Please give the records below back in full, exactly as shown.

Segment Open

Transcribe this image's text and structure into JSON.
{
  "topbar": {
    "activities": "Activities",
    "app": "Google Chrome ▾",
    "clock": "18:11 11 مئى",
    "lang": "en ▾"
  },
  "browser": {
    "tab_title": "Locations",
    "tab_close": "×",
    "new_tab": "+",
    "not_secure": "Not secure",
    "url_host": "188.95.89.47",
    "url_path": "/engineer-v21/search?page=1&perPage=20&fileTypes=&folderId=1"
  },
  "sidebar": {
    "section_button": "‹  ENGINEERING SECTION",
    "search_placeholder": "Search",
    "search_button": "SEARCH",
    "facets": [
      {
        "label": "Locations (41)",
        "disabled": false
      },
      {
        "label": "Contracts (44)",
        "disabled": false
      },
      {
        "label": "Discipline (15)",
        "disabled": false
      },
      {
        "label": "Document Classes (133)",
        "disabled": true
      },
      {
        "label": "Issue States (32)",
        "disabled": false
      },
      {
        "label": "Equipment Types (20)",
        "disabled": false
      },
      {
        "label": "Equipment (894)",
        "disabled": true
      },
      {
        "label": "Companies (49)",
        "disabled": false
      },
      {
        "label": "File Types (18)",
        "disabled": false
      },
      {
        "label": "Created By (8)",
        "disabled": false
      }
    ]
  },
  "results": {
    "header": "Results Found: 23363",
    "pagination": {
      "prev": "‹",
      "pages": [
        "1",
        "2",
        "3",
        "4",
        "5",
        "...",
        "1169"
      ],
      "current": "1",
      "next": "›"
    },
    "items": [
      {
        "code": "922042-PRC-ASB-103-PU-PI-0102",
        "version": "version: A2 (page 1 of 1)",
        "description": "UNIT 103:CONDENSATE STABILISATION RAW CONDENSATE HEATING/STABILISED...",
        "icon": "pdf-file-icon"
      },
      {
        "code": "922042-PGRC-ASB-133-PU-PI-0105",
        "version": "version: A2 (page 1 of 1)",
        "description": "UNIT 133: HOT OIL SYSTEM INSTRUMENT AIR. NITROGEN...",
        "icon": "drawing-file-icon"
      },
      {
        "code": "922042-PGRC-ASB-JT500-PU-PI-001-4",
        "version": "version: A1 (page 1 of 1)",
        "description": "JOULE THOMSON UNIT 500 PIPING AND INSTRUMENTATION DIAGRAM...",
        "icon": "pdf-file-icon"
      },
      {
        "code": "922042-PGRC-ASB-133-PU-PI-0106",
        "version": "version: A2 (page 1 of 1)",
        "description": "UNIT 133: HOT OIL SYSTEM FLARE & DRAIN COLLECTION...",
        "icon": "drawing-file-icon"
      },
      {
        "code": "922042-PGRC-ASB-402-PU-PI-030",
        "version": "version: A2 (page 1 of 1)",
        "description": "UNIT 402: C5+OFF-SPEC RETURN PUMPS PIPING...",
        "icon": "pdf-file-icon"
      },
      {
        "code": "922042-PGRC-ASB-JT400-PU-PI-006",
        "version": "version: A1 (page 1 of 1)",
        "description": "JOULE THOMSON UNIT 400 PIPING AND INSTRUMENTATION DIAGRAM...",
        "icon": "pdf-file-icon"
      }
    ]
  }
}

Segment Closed

SOLUTION FOR THIS EXERCISE:
Transcribe this image's text and structure into JSON.
{
  "topbar": {
    "activities": "Activities",
    "app": "Google Chrome ▾",
    "clock": "18:11 11 مئى",
    "lang": "en ▾"
  },
  "browser": {
    "tab_title": "Locations",
    "tab_close": "×",
    "new_tab": "+",
    "not_secure": "Not secure",
    "url_host": "188.95.89.47",
    "url_path": "/engineer-v21/search?page=1&perPage=20&fileTypes=&folderId=1"
  },
  "sidebar": {
    "section_button": "‹  ENGINEERING SECTION",
    "search_placeholder": "Search",
    "search_button": "SEARCH",
    "facets": [
      {
        "label": "Locations (41)",
        "disabled": false
      },
      {
        "label": "Contracts (44)",
        "disabled": false
      },
      {
        "label": "Discipline (15)",
        "disabled": false
      },
      {
        "label": "Document Classes (133)",
        "disabled": true
      },
      {
        "label": "Issue States (32)",
        "disabled": false
      },
      {
        "label": "Equipment Types (20)",
        "disabled": false
      },
      {
        "label": "Equipment (894)",
        "disabled": true
      },
      {
        "label": "Companies (49)",
        "disabled": false
      },
      {
        "label": "File Types (18)",
        "disabled": false
      },
      {
        "label": "Created By (8)",
        "disabled": false
      }
    ]
  },
  "results": {
    "header": "Results Found: 23363",
    "pagination": {
      "prev": "‹",
      "pages": [
        "1",
        "2",
        "3",
        "4",
        "5",
        "...",
        "1169"
      ],
      "current": "1",
      "next": "›"
    },
    "items": [
      {
        "code": "922042-PRC-ASB-103-PU-PI-0102",
        "version": "version: A2 (page 1 of 1)",
        "description": "UNIT 103:CONDENSATE STABILISATION RAW CONDENSATE HEATING/STABILISED...",
        "icon": "pdf-file-icon"
      },
      {
        "code": "922042-PGRC-ASB-133-PU-PI-0105",
        "version": "version: A2 (page 1 of 1)",
        "description": "UNIT 133: HOT OIL SYSTEM INSTRUMENT AIR. NITROGEN...",
        "icon": "drawing-file-icon"
      },
      {
        "code": "922042-PGRC-ASB-JT500-PU-PI-001-4",
        "version": "version: A1 (page 1 of 1)",
        "description": "JOULE THOMSON UNIT 500 PIPING AND INSTRUMENTATION DIAGRAM...",
        "icon": "pdf-file-icon"
      },
      {
        "code": "922042-PGRC-ASB-133-PU-PI-0106",
        "version": "version: A2 (page 1 of 1)",
        "description": "UNIT 133: HOT OIL SYSTEM FLARE & DRAIN COLLECTION...",
        "icon": "drawing-file-icon"
      },
      {
        "code": "922042-PGRC-ASB-402-PU-PI-030",
        "version": "version: A2 (page 1 of 1)",
        "description": "UNIT 402: C5+OFF-SPEC RETURN PUMPS PIPING...",
        "icon": "pdf-file-icon"
      },
      {
        "code": "922042-PGRC-ASB-JT400-PU-PI-006",
        "version": "version: A1 (page 1 of 1)",
        "description": "JOULE THOMSON UNIT 400 PIPING AND INSTRUMENTATION DIAGRAM...",
        "icon": "pdf-file-icon"
      }
    ]
  }
}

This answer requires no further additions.